    Google MapsSome articles have Google Maps embedded in them. (Privacy Policy)
    Google ChartsThis is used to display charts and graphs on articles and the author center. (Privacy Policy)
    Google AdSense Host APIThis service allows you to sign up for or associate a Google AdSense account with HubPages, so that you can earn money from ads on your articles. No data is shared unless you engage with this feature. (Privacy Policy)
    Google YouTubeSome articles have YouTube videos embedded in them. (Privacy Policy)
    VimeoSome articles have Vimeo videos embedded in them. (Privacy Policy)
    PaypalThis is used for a registered author who enrolls in the HubPages Earnings program and requests to be paid via PayPal. No data is shared with Paypal unless you engage with this feature. (Privacy Policy)
    Facebook LoginYou can use this to streamline signing up for, or signing in to your Hubpages account. No data is shared with Facebook unless you engage with this feature. (Privacy Policy)
    MavenThis supports the Maven widget and search functionality. (Privacy Policy)
    Google AdSenseThis is an ad network. (Privacy Policy)
    Google DoubleClickGoogle provides ad serving technology and runs an ad network. (Privacy Policy)
    Index ExchangeThis is an ad network. (Privacy Policy)
    SovrnThis is an ad network. (Privacy Policy)
    Facebook AdsThis is an ad network. (Privacy Policy)
    Amazon Unified Ad MarketplaceThis is an ad network. (Privacy Policy)
    AppNexusThis is an ad network. (Privacy Policy)
    OpenxThis is an ad network. (Privacy Policy)
    Rubicon ProjectThis is an ad network. (Privacy Policy)
    TripleLiftThis is an ad network. (Privacy Policy)
    Say MediaWe partner with Say Media to deliver ad campaigns on our sites. (Privacy Policy)
    Remarketing PixelsWe may use remarketing pixels from advertising networks such as Google AdWords, Bing Ads, and Facebook in order to advertise the HubPages Service to people that have visited our sites.

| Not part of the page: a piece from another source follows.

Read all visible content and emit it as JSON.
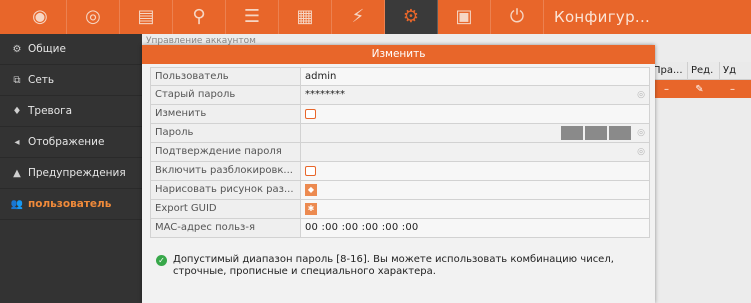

    Conversion Tracking PixelsWe may use conversion tracking pixels from advertising networks such as Google AdWords, Bing Ads, and Facebook in order to identify when an advertisement has successfully resulted in the desired action, such as signing up for the HubPages Service or publishing an article on the HubPages Service.

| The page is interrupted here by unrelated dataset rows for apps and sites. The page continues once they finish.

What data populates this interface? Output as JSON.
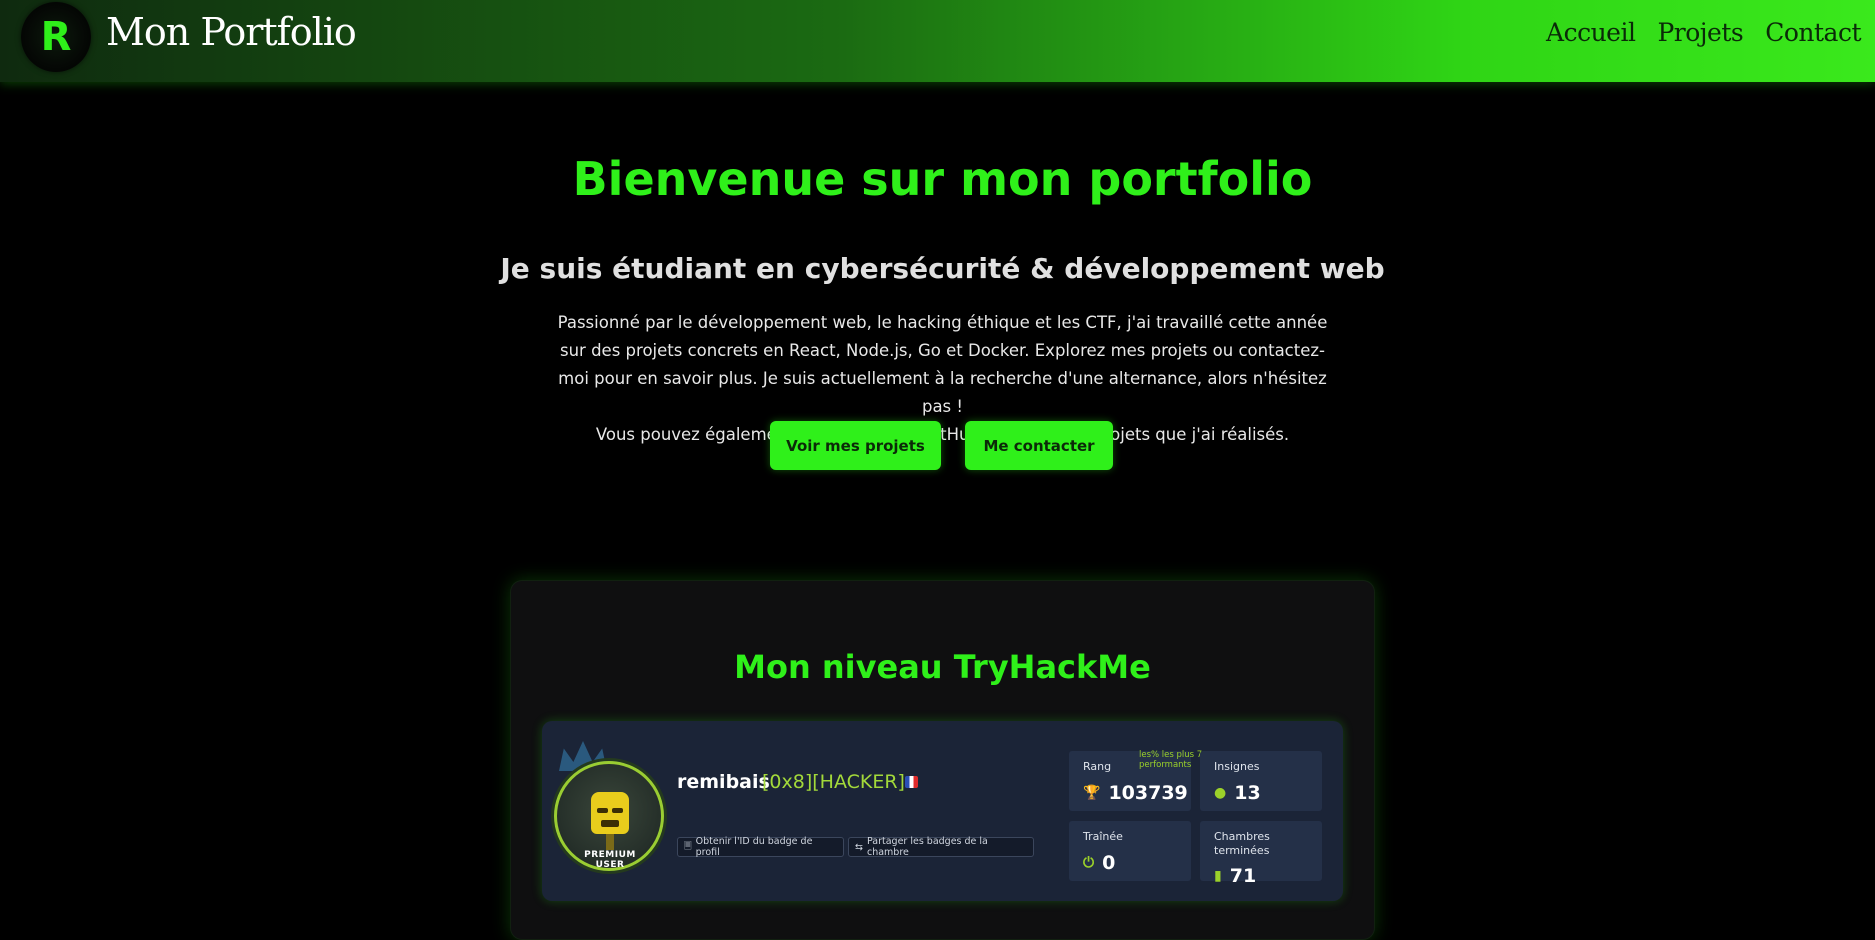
{
  "header": {
    "logo_letter": "R",
    "brand": "Mon Portfolio",
    "nav": [
      "Accueil",
      "Projets",
      "Contact"
    ]
  },
  "hero": {
    "title": "Bienvenue sur mon portfolio",
    "subtitle": "Je suis étudiant en cybersécurité & développement web",
    "paragraph1": "Passionné par le développement web, le hacking éthique et les CTF, j'ai travaillé cette année sur des projets concrets en React, Node.js, Go et Docker. Explorez mes projets ou contactez-moi pour en savoir plus. Je suis actuellement à la recherche d'une alternance, alors n'hésitez pas !",
    "paragraph2": "Vous pouvez également consulter mon GitHub pour voir les projets que j'ai réalisés.",
    "btn_projects": "Voir mes projets",
    "btn_contact": "Me contacter"
  },
  "tryhackme": {
    "title": "Mon niveau TryHackMe",
    "premium_label": "PREMIUM USER",
    "username": "remibais",
    "rank_tag": "[0x8][HACKER]",
    "chip_profile_id": "Obtenir l'ID du badge de profil",
    "chip_share": "Partager les badges de la chambre",
    "stats": {
      "rang_label": "Rang",
      "rang_note": "les% les plus 7 performants",
      "rang_value": "103739",
      "insignes_label": "Insignes",
      "insignes_value": "13",
      "trainee_label": "Traînée",
      "trainee_value": "0",
      "chambres_label": "Chambres terminées",
      "chambres_value": "71"
    }
  },
  "colors": {
    "accent": "#2ff01a",
    "card_bg": "#1b2437",
    "rank_green": "#a3d93a"
  }
}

    Author Google AnalyticsThis is used to provide traffic data and reports to the authors of articles on the HubPages Service. (Privacy Policy)
    ComscoreComScore is a media measurement and analytics company providing marketing data and analytics to enterprises, media and advertising agencies, and publishers. Non-consent will result in ComScore only processing obfuscated personal data. (Privacy Policy)

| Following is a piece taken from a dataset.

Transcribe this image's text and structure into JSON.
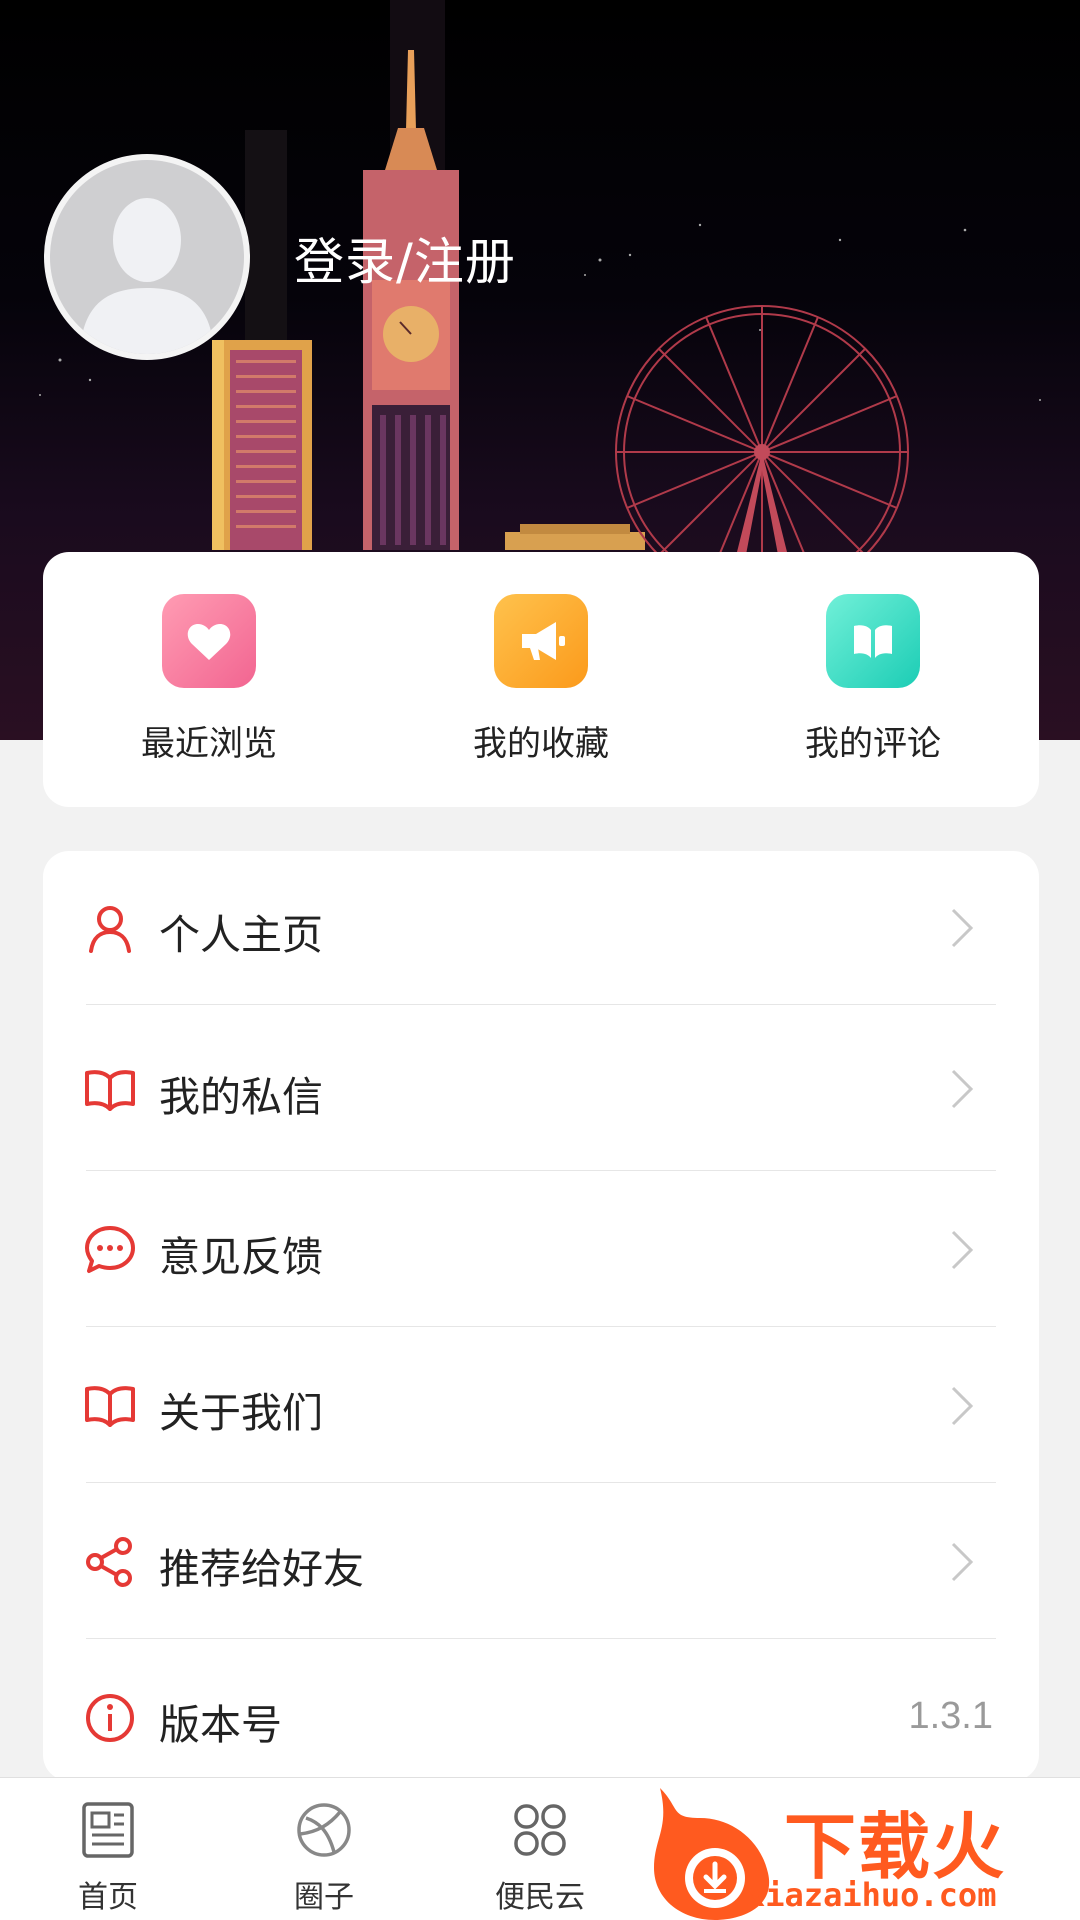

    Amazon Tracking PixelSome articles display amazon products as part of the Amazon Affiliate program, this pixel provides traffic statistics for those products (Privacy Policy)